Task instructions
Every line in the data below that includes "Warszawa" belongs in the answer, copied as it stands.

Data for this exercise
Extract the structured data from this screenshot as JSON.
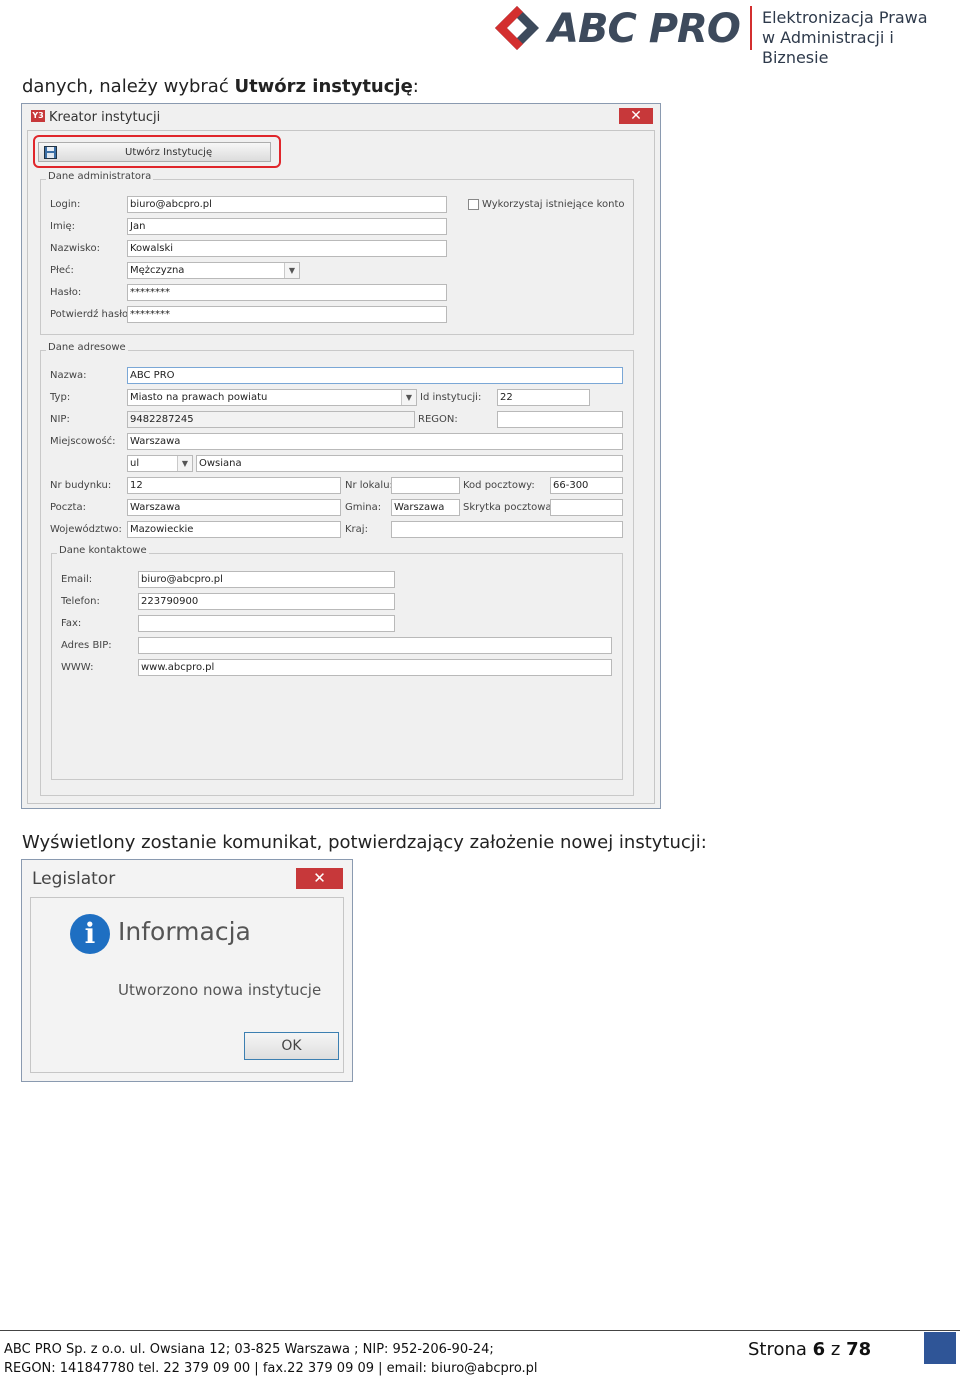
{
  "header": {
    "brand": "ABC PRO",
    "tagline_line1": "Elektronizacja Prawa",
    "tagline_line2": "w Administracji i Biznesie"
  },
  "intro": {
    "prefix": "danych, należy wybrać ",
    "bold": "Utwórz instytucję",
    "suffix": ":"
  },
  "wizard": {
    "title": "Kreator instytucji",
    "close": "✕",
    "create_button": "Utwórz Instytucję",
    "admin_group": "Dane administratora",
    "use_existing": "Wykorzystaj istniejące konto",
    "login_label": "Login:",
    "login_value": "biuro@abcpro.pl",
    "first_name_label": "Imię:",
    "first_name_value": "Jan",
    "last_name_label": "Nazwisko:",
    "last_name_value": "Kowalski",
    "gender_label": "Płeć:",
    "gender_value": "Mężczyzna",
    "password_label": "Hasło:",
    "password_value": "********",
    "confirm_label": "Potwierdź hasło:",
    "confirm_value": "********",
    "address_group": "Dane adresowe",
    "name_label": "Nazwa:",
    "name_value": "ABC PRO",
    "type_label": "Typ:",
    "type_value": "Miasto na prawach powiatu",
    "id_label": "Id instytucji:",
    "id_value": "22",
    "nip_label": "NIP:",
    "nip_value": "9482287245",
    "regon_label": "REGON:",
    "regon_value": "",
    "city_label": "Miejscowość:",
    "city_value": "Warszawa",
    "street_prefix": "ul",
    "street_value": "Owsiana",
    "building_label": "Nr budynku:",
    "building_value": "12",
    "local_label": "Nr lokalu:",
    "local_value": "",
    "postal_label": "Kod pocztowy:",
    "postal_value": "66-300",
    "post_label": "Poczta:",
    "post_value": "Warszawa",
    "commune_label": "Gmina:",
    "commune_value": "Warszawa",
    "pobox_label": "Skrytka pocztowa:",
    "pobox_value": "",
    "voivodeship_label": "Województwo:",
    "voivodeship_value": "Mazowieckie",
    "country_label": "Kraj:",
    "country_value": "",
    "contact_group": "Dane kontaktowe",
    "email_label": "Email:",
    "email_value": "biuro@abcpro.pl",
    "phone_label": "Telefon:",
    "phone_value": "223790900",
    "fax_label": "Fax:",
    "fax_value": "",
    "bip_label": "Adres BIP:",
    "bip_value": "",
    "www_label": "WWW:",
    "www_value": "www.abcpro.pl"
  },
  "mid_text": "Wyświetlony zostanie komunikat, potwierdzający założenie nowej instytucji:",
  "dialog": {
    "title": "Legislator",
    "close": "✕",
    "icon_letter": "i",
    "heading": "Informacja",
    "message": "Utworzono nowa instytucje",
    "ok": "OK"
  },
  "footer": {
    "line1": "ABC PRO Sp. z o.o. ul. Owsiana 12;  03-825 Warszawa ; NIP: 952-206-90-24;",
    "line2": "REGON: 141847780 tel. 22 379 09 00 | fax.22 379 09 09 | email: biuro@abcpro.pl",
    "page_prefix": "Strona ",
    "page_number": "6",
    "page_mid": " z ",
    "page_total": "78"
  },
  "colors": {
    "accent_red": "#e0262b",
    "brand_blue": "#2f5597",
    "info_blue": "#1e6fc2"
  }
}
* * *
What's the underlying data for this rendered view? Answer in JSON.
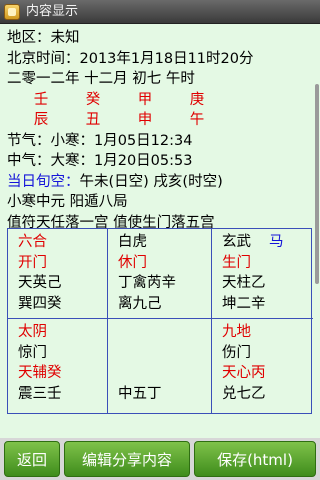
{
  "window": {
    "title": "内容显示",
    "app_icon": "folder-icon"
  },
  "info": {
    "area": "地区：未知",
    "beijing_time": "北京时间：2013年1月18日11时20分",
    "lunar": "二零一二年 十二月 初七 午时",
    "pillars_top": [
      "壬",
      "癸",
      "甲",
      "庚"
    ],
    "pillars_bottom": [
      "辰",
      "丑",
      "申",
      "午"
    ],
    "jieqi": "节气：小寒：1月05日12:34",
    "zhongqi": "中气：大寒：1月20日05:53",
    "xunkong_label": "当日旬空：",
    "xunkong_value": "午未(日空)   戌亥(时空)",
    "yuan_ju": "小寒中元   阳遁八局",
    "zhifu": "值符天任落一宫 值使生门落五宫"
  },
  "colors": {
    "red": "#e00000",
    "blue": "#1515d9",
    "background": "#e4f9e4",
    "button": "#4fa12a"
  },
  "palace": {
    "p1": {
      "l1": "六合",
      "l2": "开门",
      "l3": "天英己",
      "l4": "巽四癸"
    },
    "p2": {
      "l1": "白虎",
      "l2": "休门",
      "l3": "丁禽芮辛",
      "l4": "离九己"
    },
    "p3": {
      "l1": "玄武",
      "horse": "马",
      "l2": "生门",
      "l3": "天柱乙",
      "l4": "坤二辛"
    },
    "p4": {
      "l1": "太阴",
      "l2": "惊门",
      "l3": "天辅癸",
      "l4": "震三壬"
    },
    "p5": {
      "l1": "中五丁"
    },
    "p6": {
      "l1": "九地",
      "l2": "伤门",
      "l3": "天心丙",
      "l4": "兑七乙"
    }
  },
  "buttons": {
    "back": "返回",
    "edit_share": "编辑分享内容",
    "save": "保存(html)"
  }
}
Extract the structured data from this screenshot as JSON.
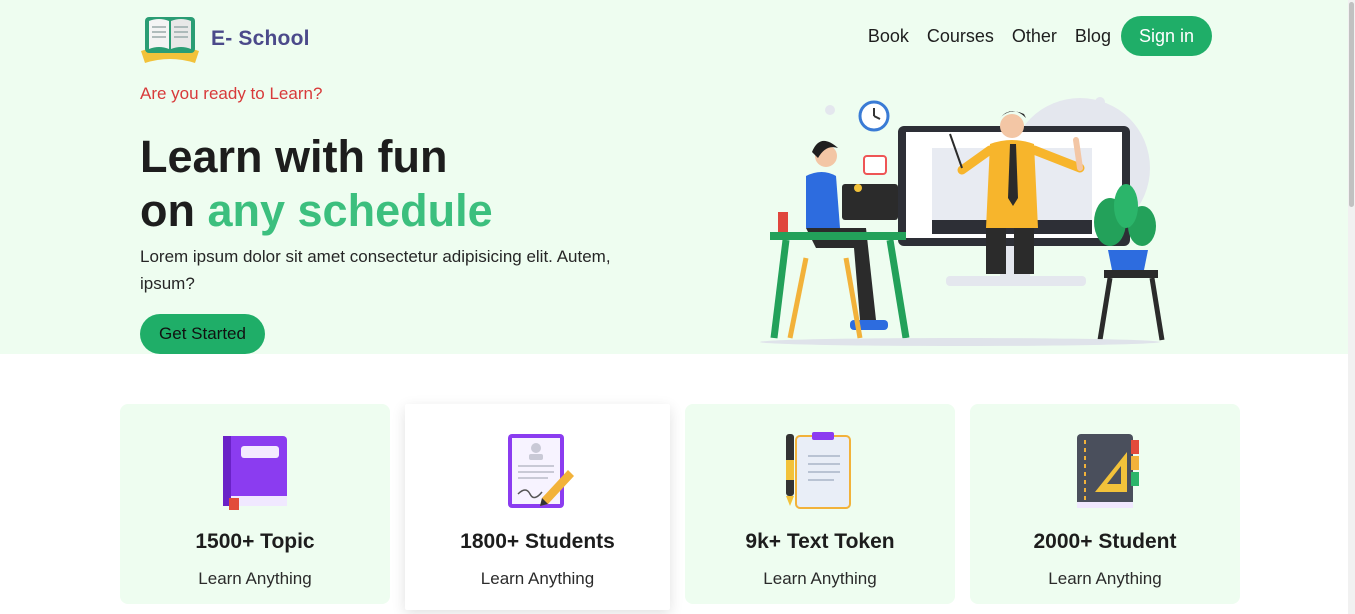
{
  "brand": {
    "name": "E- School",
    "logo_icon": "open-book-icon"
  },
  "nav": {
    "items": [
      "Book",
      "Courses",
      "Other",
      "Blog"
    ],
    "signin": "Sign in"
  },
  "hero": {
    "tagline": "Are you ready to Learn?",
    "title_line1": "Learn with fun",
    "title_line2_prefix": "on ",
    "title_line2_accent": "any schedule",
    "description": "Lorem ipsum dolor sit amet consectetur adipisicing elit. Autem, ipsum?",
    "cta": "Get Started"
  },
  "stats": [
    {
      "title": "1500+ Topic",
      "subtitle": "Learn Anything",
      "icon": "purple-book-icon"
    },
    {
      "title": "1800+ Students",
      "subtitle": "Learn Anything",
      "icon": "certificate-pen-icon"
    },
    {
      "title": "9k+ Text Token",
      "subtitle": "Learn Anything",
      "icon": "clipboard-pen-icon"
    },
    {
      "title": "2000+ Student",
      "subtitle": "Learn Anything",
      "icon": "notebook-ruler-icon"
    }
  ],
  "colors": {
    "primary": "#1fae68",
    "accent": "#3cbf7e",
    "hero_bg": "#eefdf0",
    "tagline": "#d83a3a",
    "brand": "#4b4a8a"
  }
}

Written solution
    "city_value": "Warszawa",
    "post_value": "Warszawa",
    "commune_value": "Warszawa",
    "line1": "ABC PRO Sp. z o.o. ul. Owsiana 12;  03-825 Warszawa ; NIP: 952-206-90-24;",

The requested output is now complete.